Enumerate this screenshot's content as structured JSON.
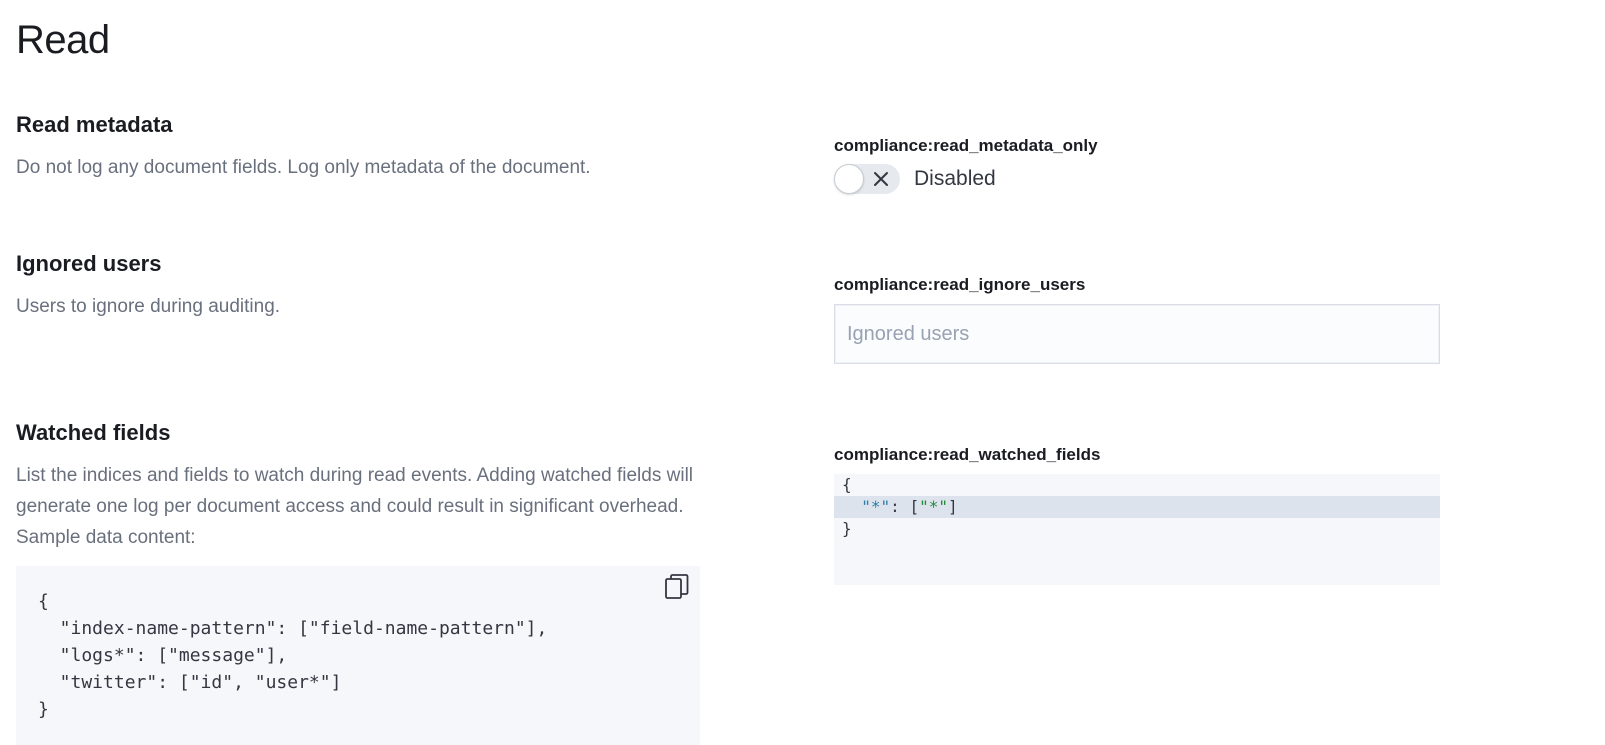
{
  "page": {
    "title": "Read"
  },
  "sections": {
    "read_metadata": {
      "title": "Read metadata",
      "description": "Do not log any document fields. Log only metadata of the document.",
      "field_label": "compliance:read_metadata_only",
      "switch_label": "Disabled",
      "switch_on": false
    },
    "ignored_users": {
      "title": "Ignored users",
      "description": "Users to ignore during auditing.",
      "field_label": "compliance:read_ignore_users",
      "input_value": "",
      "input_placeholder": "Ignored users"
    },
    "watched_fields": {
      "title": "Watched fields",
      "description": "List the indices and fields to watch during read events. Adding watched fields will generate one log per document access and could result in significant overhead. Sample data content:",
      "field_label": "compliance:read_watched_fields",
      "editor_lines": [
        {
          "text": "{"
        },
        {
          "key": "\"*\"",
          "sep": ": [",
          "str": "\"*\"",
          "end": "]"
        },
        {
          "text": "}"
        }
      ],
      "sample_code_lines": [
        "{",
        "  \"index-name-pattern\": [\"field-name-pattern\"],",
        "  \"logs*\": [\"message\"],",
        "  \"twitter\": [\"id\", \"user*\"]",
        "}"
      ]
    }
  },
  "icons": {
    "switch": "cross-icon",
    "copy": "copy-icon"
  },
  "colors": {
    "title_text": "#1a1c21",
    "description_text": "#69707d",
    "code_background": "#f5f7fa",
    "editor_active_line": "#dde3ec",
    "json_key": "#2a7ea8",
    "json_string": "#1e8a3a"
  }
}
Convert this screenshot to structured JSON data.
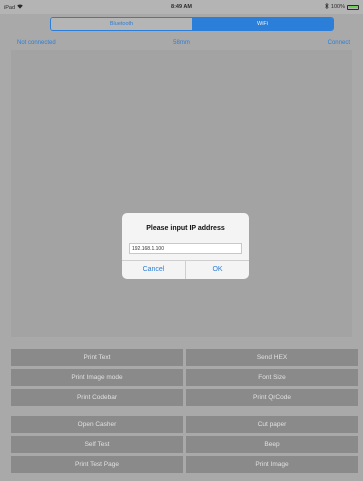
{
  "status_bar": {
    "device": "iPad",
    "wifi_icon": "wifi-icon",
    "time": "8:49 AM",
    "bluetooth_icon": "bluetooth-icon",
    "battery": "100%",
    "battery_level": 1.0,
    "battery_color": "#6bcf52"
  },
  "connection_mode": {
    "options": [
      "Bluetooth",
      "WiFi"
    ],
    "selected": "WiFi",
    "accent": "#2c7fd8"
  },
  "info": {
    "status": "Not connected",
    "paper_width": "58mm",
    "connect_label": "Connect"
  },
  "buttons_group1": [
    "Print Text",
    "Send HEX",
    "Print Image mode",
    "Font Size",
    "Print Codebar",
    "Print QrCode"
  ],
  "buttons_group2": [
    "Open Casher",
    "Cut paper",
    "Self Test",
    "Beep",
    "Print Test Page",
    "Print Image"
  ],
  "dialog": {
    "title": "Please input IP address",
    "ip_value": "192.168.1.100",
    "cancel_label": "Cancel",
    "ok_label": "OK"
  }
}
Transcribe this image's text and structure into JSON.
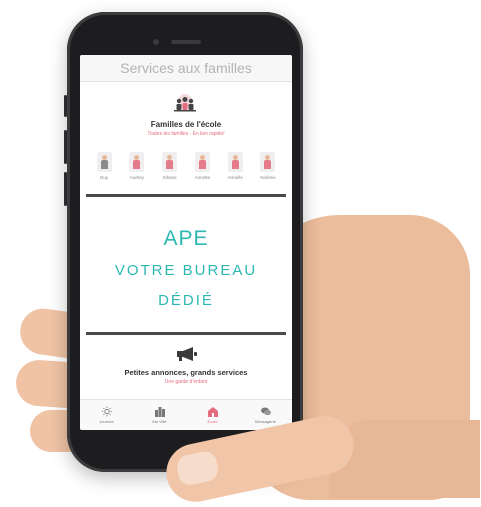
{
  "topbar": {
    "title": "Services aux familles"
  },
  "families_card": {
    "title": "Familles de l'école",
    "subtitle": "Toutes les familles · En lien rapide!",
    "people": [
      {
        "name": "Guy"
      },
      {
        "name": "Audrey"
      },
      {
        "name": "Sihane"
      },
      {
        "name": "Annette"
      },
      {
        "name": "Armelle"
      },
      {
        "name": "Noémie"
      }
    ]
  },
  "ape_card": {
    "line1": "APE",
    "line2": "VOTRE BUREAU",
    "line3": "DÉDIÉ"
  },
  "ads_card": {
    "title": "Petites annonces, grands services",
    "subtitle": "Une garde d'enfant"
  },
  "tabbar": {
    "tabs": [
      {
        "label": "Journée",
        "icon": "sun-icon"
      },
      {
        "label": "Ma Ville",
        "icon": "city-icon"
      },
      {
        "label": "École",
        "icon": "school-icon"
      },
      {
        "label": "Messagerie",
        "icon": "chat-icon"
      }
    ]
  },
  "colors": {
    "accent_teal": "#2cb8b0",
    "accent_pink": "#e56b7d"
  }
}
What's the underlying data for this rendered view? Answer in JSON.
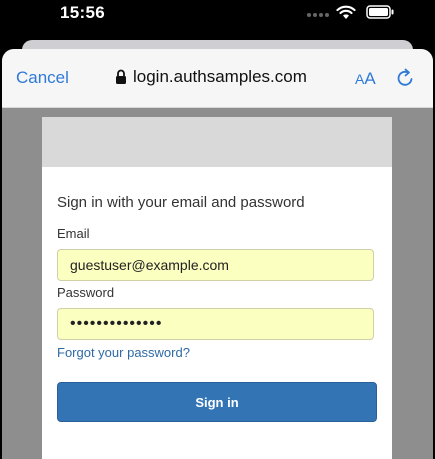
{
  "status_bar": {
    "time": "15:56",
    "icons": [
      "signal-dots-icon",
      "wifi-icon",
      "battery-icon"
    ]
  },
  "browser": {
    "cancel_label": "Cancel",
    "url": "login.authsamples.com",
    "text_size_label_small": "A",
    "text_size_label_large": "A",
    "icons": [
      "lock-icon",
      "text-size-icon",
      "reload-icon"
    ],
    "accent_color": "#2f7ad6"
  },
  "login": {
    "heading": "Sign in with your email and password",
    "email_label": "Email",
    "email_value": "guestuser@example.com",
    "password_label": "Password",
    "password_value": "••••••••••••••",
    "forgot_label": "Forgot your password?",
    "signin_label": "Sign in",
    "button_color": "#3374b5",
    "autofill_color": "#fbffc0"
  }
}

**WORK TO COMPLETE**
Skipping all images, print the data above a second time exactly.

**WRITTEN SOLUTION**
Enumerate this screenshot's content as structured JSON.
{
  "page": {
    "title": "Read"
  },
  "sections": {
    "read_metadata": {
      "title": "Read metadata",
      "description": "Do not log any document fields. Log only metadata of the document.",
      "field_label": "compliance:read_metadata_only",
      "switch_label": "Disabled",
      "switch_on": false
    },
    "ignored_users": {
      "title": "Ignored users",
      "description": "Users to ignore during auditing.",
      "field_label": "compliance:read_ignore_users",
      "input_value": "",
      "input_placeholder": "Ignored users"
    },
    "watched_fields": {
      "title": "Watched fields",
      "description": "List the indices and fields to watch during read events. Adding watched fields will generate one log per document access and could result in significant overhead. Sample data content:",
      "field_label": "compliance:read_watched_fields",
      "editor_lines": [
        {
          "text": "{"
        },
        {
          "key": "\"*\"",
          "sep": ": [",
          "str": "\"*\"",
          "end": "]"
        },
        {
          "text": "}"
        }
      ],
      "sample_code_lines": [
        "{",
        "  \"index-name-pattern\": [\"field-name-pattern\"],",
        "  \"logs*\": [\"message\"],",
        "  \"twitter\": [\"id\", \"user*\"]",
        "}"
      ]
    }
  },
  "icons": {
    "switch": "cross-icon",
    "copy": "copy-icon"
  },
  "colors": {
    "title_text": "#1a1c21",
    "description_text": "#69707d",
    "code_background": "#f5f7fa",
    "editor_active_line": "#dde3ec",
    "json_key": "#2a7ea8",
    "json_string": "#1e8a3a"
  }
}
Convert this screenshot to structured JSON data.
{
  "status_bar": {
    "device": "iPad",
    "wifi_icon": "wifi-icon",
    "time": "8:49 AM",
    "bluetooth_icon": "bluetooth-icon",
    "battery": "100%",
    "battery_level": 1.0,
    "battery_color": "#6bcf52"
  },
  "connection_mode": {
    "options": [
      "Bluetooth",
      "WiFi"
    ],
    "selected": "WiFi",
    "accent": "#2c7fd8"
  },
  "info": {
    "status": "Not connected",
    "paper_width": "58mm",
    "connect_label": "Connect"
  },
  "buttons_group1": [
    "Print Text",
    "Send HEX",
    "Print Image mode",
    "Font Size",
    "Print Codebar",
    "Print QrCode"
  ],
  "buttons_group2": [
    "Open Casher",
    "Cut paper",
    "Self Test",
    "Beep",
    "Print Test Page",
    "Print Image"
  ],
  "dialog": {
    "title": "Please input IP address",
    "ip_value": "192.168.1.100",
    "cancel_label": "Cancel",
    "ok_label": "OK"
  }
}
Transcribe this image's text and structure into JSON.
{
  "topbar": {
    "title": "Services aux familles"
  },
  "families_card": {
    "title": "Familles de l'école",
    "subtitle": "Toutes les familles · En lien rapide!",
    "people": [
      {
        "name": "Guy"
      },
      {
        "name": "Audrey"
      },
      {
        "name": "Sihane"
      },
      {
        "name": "Annette"
      },
      {
        "name": "Armelle"
      },
      {
        "name": "Noémie"
      }
    ]
  },
  "ape_card": {
    "line1": "APE",
    "line2": "VOTRE BUREAU",
    "line3": "DÉDIÉ"
  },
  "ads_card": {
    "title": "Petites annonces, grands services",
    "subtitle": "Une garde d'enfant"
  },
  "tabbar": {
    "tabs": [
      {
        "label": "Journée",
        "icon": "sun-icon"
      },
      {
        "label": "Ma Ville",
        "icon": "city-icon"
      },
      {
        "label": "École",
        "icon": "school-icon"
      },
      {
        "label": "Messagerie",
        "icon": "chat-icon"
      }
    ]
  },
  "colors": {
    "accent_teal": "#2cb8b0",
    "accent_pink": "#e56b7d"
  }
}
What's the underlying data for this rendered view? Answer in JSON.
{
  "status_bar": {
    "time": "15:56",
    "icons": [
      "signal-dots-icon",
      "wifi-icon",
      "battery-icon"
    ]
  },
  "browser": {
    "cancel_label": "Cancel",
    "url": "login.authsamples.com",
    "text_size_label_small": "A",
    "text_size_label_large": "A",
    "icons": [
      "lock-icon",
      "text-size-icon",
      "reload-icon"
    ],
    "accent_color": "#2f7ad6"
  },
  "login": {
    "heading": "Sign in with your email and password",
    "email_label": "Email",
    "email_value": "guestuser@example.com",
    "password_label": "Password",
    "password_value": "••••••••••••••",
    "forgot_label": "Forgot your password?",
    "signin_label": "Sign in",
    "button_color": "#3374b5",
    "autofill_color": "#fbffc0"
  }
}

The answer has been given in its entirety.